───── RECORDS PROVIDED
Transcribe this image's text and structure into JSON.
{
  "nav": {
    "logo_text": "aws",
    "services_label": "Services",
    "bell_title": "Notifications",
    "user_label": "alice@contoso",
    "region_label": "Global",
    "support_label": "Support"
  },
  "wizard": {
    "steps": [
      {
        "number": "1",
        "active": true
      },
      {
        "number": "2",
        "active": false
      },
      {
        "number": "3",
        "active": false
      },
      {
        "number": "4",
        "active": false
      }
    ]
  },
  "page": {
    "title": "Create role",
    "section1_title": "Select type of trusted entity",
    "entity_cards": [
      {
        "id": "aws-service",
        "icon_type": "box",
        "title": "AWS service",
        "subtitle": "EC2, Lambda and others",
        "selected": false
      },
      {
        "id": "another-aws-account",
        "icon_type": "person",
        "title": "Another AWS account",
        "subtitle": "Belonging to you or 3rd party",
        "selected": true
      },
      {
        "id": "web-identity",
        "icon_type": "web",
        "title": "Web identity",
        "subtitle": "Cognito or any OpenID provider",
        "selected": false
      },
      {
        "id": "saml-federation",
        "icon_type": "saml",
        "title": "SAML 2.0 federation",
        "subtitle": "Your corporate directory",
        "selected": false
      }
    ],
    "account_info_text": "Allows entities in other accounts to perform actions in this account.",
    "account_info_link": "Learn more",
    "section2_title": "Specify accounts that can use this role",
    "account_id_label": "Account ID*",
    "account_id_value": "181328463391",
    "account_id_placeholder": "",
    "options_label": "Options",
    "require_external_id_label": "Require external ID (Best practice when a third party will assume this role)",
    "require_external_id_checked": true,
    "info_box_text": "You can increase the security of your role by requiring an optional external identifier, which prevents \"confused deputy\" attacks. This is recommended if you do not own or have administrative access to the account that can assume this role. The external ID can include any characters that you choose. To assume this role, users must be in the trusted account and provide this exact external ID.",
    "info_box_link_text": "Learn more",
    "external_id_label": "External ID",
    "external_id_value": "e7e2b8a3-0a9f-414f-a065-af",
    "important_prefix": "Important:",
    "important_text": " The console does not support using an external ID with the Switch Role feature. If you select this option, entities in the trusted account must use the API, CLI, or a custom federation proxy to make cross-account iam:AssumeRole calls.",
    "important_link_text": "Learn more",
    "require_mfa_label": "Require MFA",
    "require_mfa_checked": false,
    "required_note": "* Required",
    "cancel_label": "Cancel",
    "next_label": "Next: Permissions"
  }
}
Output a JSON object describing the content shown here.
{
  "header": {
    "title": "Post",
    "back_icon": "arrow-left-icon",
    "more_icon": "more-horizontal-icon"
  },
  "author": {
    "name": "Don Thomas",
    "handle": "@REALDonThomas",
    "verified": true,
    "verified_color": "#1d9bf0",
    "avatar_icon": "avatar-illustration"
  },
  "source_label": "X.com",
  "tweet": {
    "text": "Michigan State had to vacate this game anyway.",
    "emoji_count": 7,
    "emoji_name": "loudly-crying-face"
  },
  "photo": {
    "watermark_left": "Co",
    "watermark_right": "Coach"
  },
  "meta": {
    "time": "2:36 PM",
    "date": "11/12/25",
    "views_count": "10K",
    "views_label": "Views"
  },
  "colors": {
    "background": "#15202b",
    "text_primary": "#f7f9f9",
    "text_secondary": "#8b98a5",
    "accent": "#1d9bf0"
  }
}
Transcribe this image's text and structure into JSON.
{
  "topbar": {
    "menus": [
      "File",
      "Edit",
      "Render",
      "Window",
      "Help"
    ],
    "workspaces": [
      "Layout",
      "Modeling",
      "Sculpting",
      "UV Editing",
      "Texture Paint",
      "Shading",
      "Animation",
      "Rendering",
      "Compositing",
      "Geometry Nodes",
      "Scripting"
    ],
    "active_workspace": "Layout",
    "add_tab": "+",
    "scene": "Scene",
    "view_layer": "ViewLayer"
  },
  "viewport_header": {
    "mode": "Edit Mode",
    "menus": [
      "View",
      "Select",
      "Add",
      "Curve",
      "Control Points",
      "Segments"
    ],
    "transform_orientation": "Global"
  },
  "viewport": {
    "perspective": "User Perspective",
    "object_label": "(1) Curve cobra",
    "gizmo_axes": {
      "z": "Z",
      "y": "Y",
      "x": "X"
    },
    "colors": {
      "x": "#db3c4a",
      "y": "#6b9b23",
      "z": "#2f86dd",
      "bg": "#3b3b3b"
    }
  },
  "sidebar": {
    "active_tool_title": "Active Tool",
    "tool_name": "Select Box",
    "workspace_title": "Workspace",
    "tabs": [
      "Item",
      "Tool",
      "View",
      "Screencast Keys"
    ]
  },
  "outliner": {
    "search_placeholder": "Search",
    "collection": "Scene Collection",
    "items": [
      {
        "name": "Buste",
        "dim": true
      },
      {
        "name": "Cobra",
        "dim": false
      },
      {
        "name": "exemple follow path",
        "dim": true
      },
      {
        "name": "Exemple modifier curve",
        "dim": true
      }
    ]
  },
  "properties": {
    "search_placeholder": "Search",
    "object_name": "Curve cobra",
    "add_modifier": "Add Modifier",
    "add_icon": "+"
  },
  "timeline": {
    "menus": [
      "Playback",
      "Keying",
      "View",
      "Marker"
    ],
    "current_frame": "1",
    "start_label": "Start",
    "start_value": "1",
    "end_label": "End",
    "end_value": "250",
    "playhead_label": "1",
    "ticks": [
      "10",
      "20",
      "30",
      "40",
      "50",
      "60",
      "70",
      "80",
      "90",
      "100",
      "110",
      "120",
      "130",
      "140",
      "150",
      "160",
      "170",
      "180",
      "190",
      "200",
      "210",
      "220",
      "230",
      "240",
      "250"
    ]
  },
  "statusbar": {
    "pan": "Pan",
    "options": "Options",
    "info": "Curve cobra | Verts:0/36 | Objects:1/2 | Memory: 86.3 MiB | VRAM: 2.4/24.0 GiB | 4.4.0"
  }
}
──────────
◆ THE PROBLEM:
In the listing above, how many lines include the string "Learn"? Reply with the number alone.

◆ ANSWER TO THIS PROBLEM:
3